Records from a dataset:

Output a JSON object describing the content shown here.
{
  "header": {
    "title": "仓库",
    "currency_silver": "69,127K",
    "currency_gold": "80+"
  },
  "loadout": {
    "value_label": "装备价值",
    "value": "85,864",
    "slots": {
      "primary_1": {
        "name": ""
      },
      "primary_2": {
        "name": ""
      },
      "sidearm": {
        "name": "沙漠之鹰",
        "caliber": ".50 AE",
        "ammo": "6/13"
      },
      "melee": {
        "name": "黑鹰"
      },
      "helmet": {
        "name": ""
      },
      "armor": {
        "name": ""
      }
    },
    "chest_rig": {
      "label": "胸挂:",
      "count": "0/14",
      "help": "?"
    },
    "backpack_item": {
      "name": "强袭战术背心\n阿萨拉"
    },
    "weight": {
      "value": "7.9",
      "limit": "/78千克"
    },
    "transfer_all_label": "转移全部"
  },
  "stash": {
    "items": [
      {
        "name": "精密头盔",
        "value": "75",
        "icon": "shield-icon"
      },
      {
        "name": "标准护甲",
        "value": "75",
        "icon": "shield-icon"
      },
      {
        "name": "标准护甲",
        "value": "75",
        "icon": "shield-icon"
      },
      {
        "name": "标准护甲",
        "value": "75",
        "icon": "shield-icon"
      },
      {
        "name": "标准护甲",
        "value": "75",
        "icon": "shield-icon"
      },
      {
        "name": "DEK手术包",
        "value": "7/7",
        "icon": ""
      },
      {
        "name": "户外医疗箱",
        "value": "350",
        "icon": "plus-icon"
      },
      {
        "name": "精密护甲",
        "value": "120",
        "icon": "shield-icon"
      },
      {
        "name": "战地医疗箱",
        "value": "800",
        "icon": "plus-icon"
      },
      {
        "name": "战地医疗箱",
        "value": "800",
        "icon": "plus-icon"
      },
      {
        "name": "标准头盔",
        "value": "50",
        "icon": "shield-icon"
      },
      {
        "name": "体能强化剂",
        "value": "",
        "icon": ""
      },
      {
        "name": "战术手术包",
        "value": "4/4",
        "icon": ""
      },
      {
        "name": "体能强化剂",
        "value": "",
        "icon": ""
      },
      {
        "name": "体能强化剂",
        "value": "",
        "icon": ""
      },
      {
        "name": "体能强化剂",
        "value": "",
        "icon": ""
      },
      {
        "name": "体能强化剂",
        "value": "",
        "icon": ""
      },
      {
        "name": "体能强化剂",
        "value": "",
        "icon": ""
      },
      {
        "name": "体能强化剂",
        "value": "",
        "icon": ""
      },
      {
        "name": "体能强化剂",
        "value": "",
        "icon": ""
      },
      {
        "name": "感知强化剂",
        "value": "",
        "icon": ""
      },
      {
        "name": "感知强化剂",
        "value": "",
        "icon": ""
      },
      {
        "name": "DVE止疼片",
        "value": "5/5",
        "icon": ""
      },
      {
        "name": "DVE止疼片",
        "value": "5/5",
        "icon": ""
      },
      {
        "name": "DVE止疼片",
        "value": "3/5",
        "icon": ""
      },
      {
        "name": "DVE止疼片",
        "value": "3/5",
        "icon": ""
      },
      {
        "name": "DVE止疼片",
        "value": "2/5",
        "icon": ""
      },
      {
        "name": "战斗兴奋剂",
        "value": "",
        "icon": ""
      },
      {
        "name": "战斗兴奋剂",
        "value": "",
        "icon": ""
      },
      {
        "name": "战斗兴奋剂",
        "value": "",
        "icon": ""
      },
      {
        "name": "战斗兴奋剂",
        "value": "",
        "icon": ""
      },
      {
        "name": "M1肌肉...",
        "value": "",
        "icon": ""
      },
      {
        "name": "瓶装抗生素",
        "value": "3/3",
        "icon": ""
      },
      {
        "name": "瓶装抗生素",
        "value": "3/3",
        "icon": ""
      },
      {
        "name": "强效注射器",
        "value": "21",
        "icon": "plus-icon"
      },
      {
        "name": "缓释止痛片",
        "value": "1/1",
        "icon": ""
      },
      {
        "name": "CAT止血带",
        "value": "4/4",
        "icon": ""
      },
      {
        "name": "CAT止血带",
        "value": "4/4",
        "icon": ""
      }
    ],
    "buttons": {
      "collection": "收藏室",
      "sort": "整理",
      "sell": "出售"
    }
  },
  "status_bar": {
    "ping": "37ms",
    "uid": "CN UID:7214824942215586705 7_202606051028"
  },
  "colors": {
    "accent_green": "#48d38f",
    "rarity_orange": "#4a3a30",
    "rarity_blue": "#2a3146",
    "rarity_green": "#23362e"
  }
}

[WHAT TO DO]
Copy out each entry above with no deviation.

[EXERCISE SOLUTION]
Output a JSON object describing the content shown here.
{
  "header": {
    "title": "仓库",
    "currency_silver": "69,127K",
    "currency_gold": "80+"
  },
  "loadout": {
    "value_label": "装备价值",
    "value": "85,864",
    "slots": {
      "primary_1": {
        "name": ""
      },
      "primary_2": {
        "name": ""
      },
      "sidearm": {
        "name": "沙漠之鹰",
        "caliber": ".50 AE",
        "ammo": "6/13"
      },
      "melee": {
        "name": "黑鹰"
      },
      "helmet": {
        "name": ""
      },
      "armor": {
        "name": ""
      }
    },
    "chest_rig": {
      "label": "胸挂:",
      "count": "0/14",
      "help": "?"
    },
    "backpack_item": {
      "name": "强袭战术背心\n阿萨拉"
    },
    "weight": {
      "value": "7.9",
      "limit": "/78千克"
    },
    "transfer_all_label": "转移全部"
  },
  "stash": {
    "items": [
      {
        "name": "精密头盔",
        "value": "75",
        "icon": "shield-icon"
      },
      {
        "name": "标准护甲",
        "value": "75",
        "icon": "shield-icon"
      },
      {
        "name": "标准护甲",
        "value": "75",
        "icon": "shield-icon"
      },
      {
        "name": "标准护甲",
        "value": "75",
        "icon": "shield-icon"
      },
      {
        "name": "标准护甲",
        "value": "75",
        "icon": "shield-icon"
      },
      {
        "name": "DEK手术包",
        "value": "7/7",
        "icon": ""
      },
      {
        "name": "户外医疗箱",
        "value": "350",
        "icon": "plus-icon"
      },
      {
        "name": "精密护甲",
        "value": "120",
        "icon": "shield-icon"
      },
      {
        "name": "战地医疗箱",
        "value": "800",
        "icon": "plus-icon"
      },
      {
        "name": "战地医疗箱",
        "value": "800",
        "icon": "plus-icon"
      },
      {
        "name": "标准头盔",
        "value": "50",
        "icon": "shield-icon"
      },
      {
        "name": "体能强化剂",
        "value": "",
        "icon": ""
      },
      {
        "name": "战术手术包",
        "value": "4/4",
        "icon": ""
      },
      {
        "name": "体能强化剂",
        "value": "",
        "icon": ""
      },
      {
        "name": "体能强化剂",
        "value": "",
        "icon": ""
      },
      {
        "name": "体能强化剂",
        "value": "",
        "icon": ""
      },
      {
        "name": "体能强化剂",
        "value": "",
        "icon": ""
      },
      {
        "name": "体能强化剂",
        "value": "",
        "icon": ""
      },
      {
        "name": "体能强化剂",
        "value": "",
        "icon": ""
      },
      {
        "name": "体能强化剂",
        "value": "",
        "icon": ""
      },
      {
        "name": "感知强化剂",
        "value": "",
        "icon": ""
      },
      {
        "name": "感知强化剂",
        "value": "",
        "icon": ""
      },
      {
        "name": "DVE止疼片",
        "value": "5/5",
        "icon": ""
      },
      {
        "name": "DVE止疼片",
        "value": "5/5",
        "icon": ""
      },
      {
        "name": "DVE止疼片",
        "value": "3/5",
        "icon": ""
      },
      {
        "name": "DVE止疼片",
        "value": "3/5",
        "icon": ""
      },
      {
        "name": "DVE止疼片",
        "value": "2/5",
        "icon": ""
      },
      {
        "name": "战斗兴奋剂",
        "value": "",
        "icon": ""
      },
      {
        "name": "战斗兴奋剂",
        "value": "",
        "icon": ""
      },
      {
        "name": "战斗兴奋剂",
        "value": "",
        "icon": ""
      },
      {
        "name": "战斗兴奋剂",
        "value": "",
        "icon": ""
      },
      {
        "name": "M1肌肉...",
        "value": "",
        "icon": ""
      },
      {
        "name": "瓶装抗生素",
        "value": "3/3",
        "icon": ""
      },
      {
        "name": "瓶装抗生素",
        "value": "3/3",
        "icon": ""
      },
      {
        "name": "强效注射器",
        "value": "21",
        "icon": "plus-icon"
      },
      {
        "name": "缓释止痛片",
        "value": "1/1",
        "icon": ""
      },
      {
        "name": "CAT止血带",
        "value": "4/4",
        "icon": ""
      },
      {
        "name": "CAT止血带",
        "value": "4/4",
        "icon": ""
      }
    ],
    "buttons": {
      "collection": "收藏室",
      "sort": "整理",
      "sell": "出售"
    }
  },
  "status_bar": {
    "ping": "37ms",
    "uid": "CN UID:7214824942215586705 7_202606051028"
  },
  "colors": {
    "accent_green": "#48d38f",
    "rarity_orange": "#4a3a30",
    "rarity_blue": "#2a3146",
    "rarity_green": "#23362e"
  }
}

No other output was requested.